The link between Esther and Erich is hinted at by the reference to the ‘yellow star’, again showing the confidence and control of narrative which this candidate skilfully displays. The context of the events referred to in the monologues is revealed subtly and implicitly.

Esther recalls the horror of what she witnessed: ‘Shaved. Stripped. Silenced. . .’

The link between Erich and Esther is revealed as she remembers the incident where a soldier shot a would-be escapee. We realise this soldier, who was ‘completely ruthless’ was Erich. The thematic concern is skilfully developed by the candidate with Esther’s reference to the scar left on the soldier – ‘he would heal’ – in contrast with ‘What we suffered would leave an everlasting mark on not just us but on humanity’.

Esther remembers the horrors of what she has witnessed but has realised that she must ‘educate others’ to prevent history from repeating itself, unlike Erich who could not move on. This mirroring effect between the reactions of the two characters and the subtle inter weaving of the two narratives shows a skilful command of the genre by the candidate. Esther’s perception of an ‘unjust war’ is contrasted with Erich’s perception of justice.
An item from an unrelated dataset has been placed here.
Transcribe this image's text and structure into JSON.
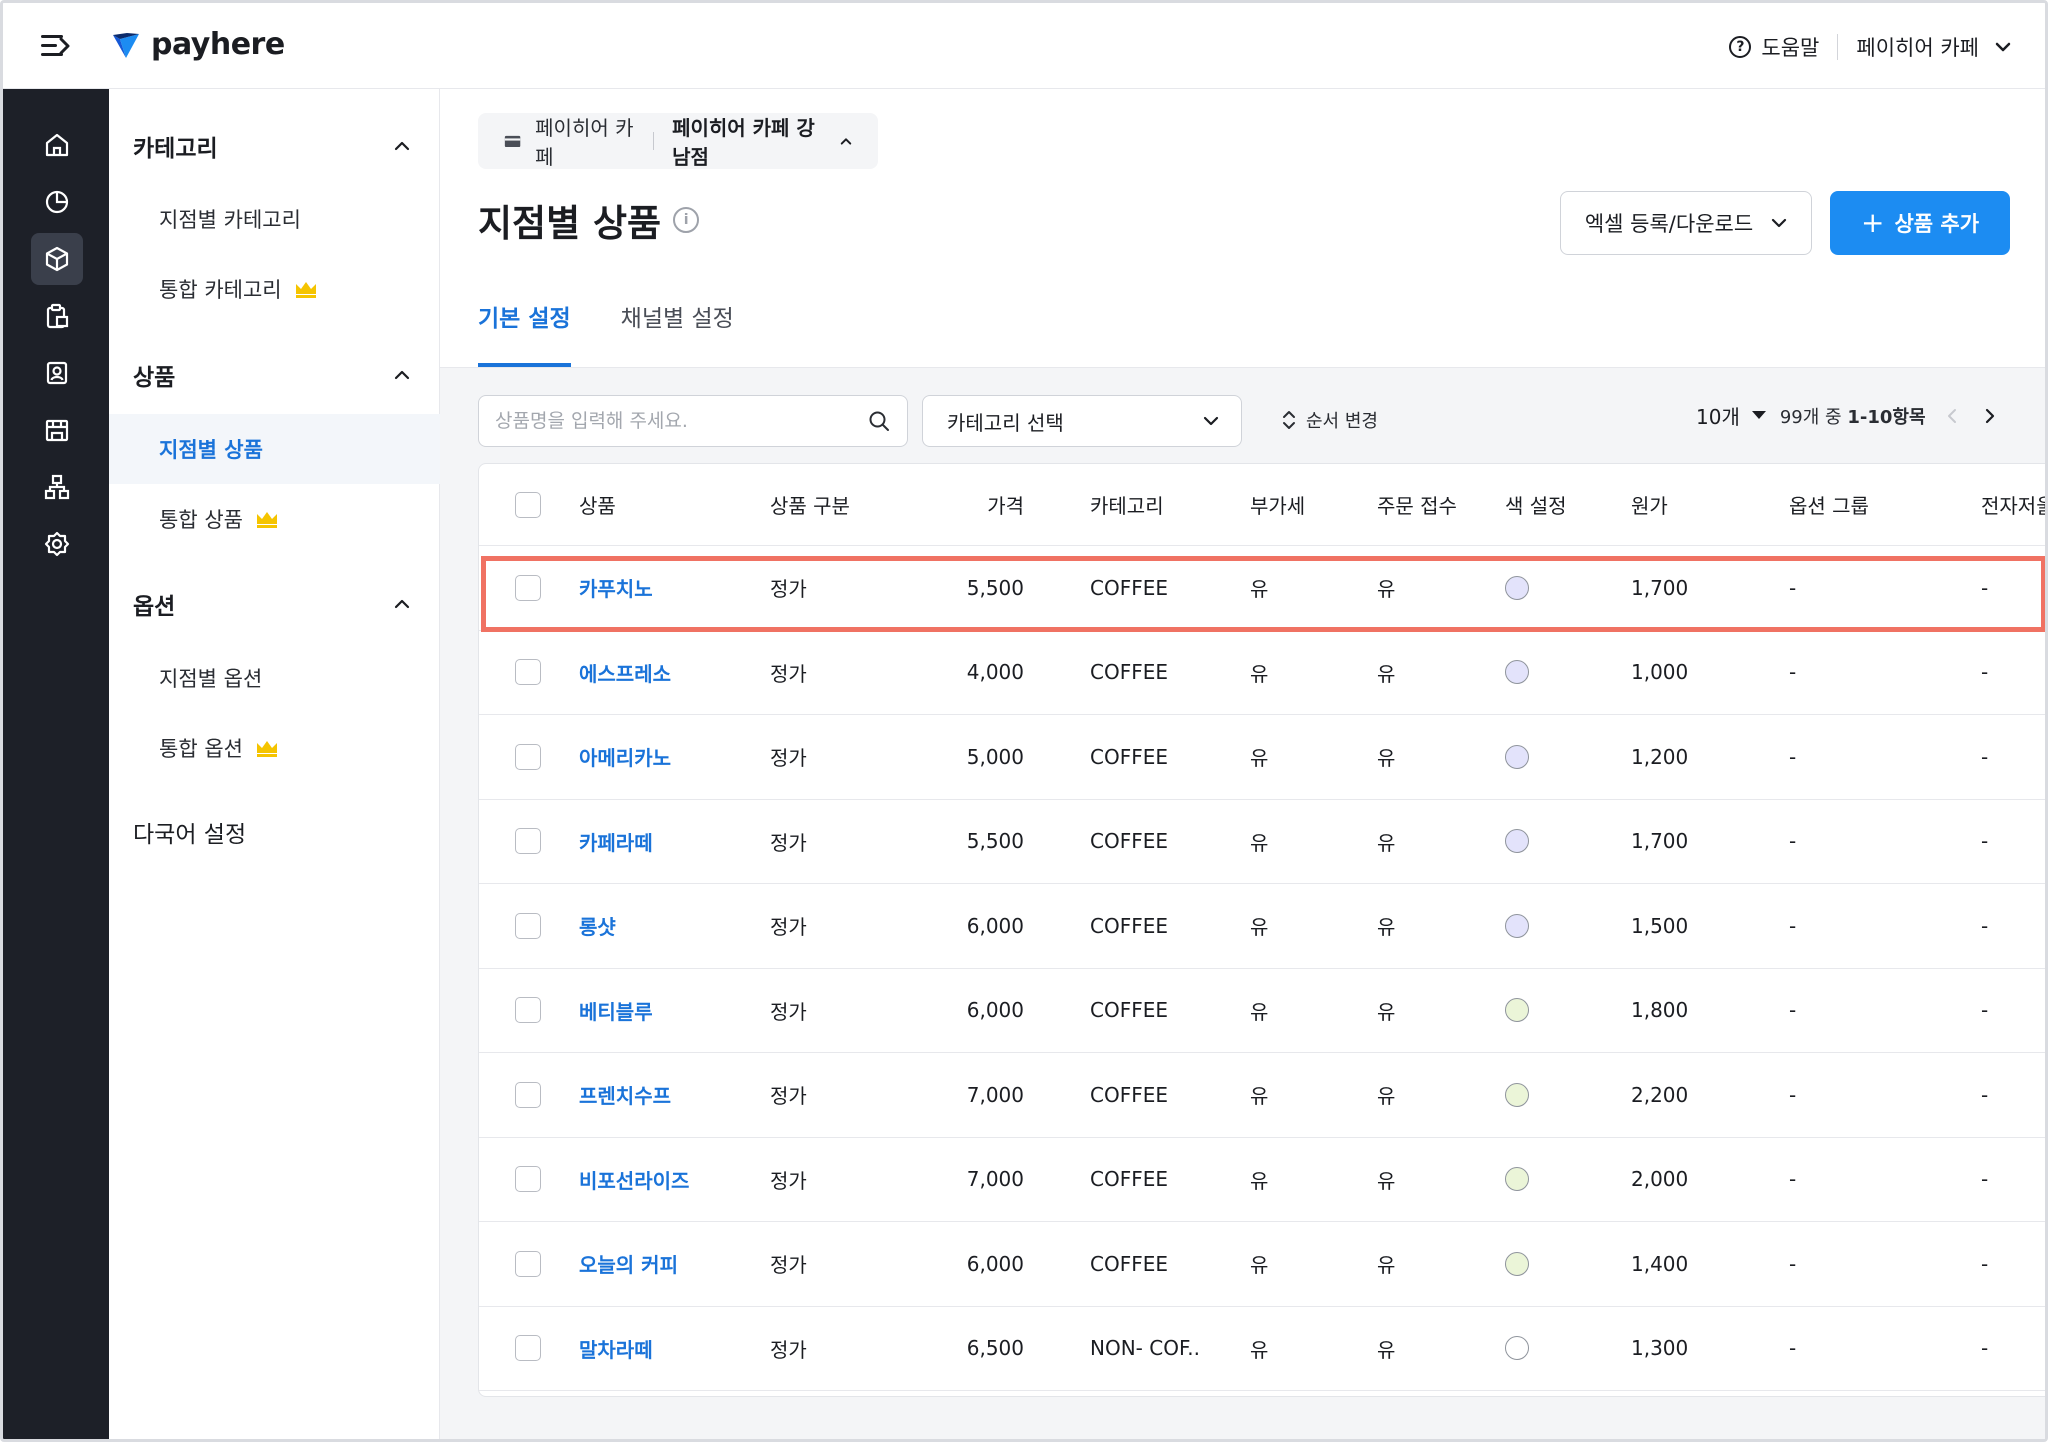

Esther asks herself if she can forgive what happened and answers that ‘I must’ in a clear, dramatic and emotional final sentence which contrasts with Erich’s emphatic ‘No’ when he asks himself if he wishes to apologise for what he did. Esther can forgive and move on while Erich remains unforgiving and scarred and dies. Decency and humanity has triumphed over evil.

This is an impressive piece of writing and is placed in the Band 15-13. Strong creative qualities and the candidate’s command of the genre are evident throughout. The use of the dual narrative is skilfully handled and the contrast between the staccato language of Erich – punctuated by the noises of the machine monitoring his vital signs – and the more engaging, forgiving tone of Esther is subtle and well controlled.

The piece is rounded off well and creates a powerful impression on the reader, while the deceptively simple title – ‘Scarred’ – resonates throughout. This piece is awarded -

15 marks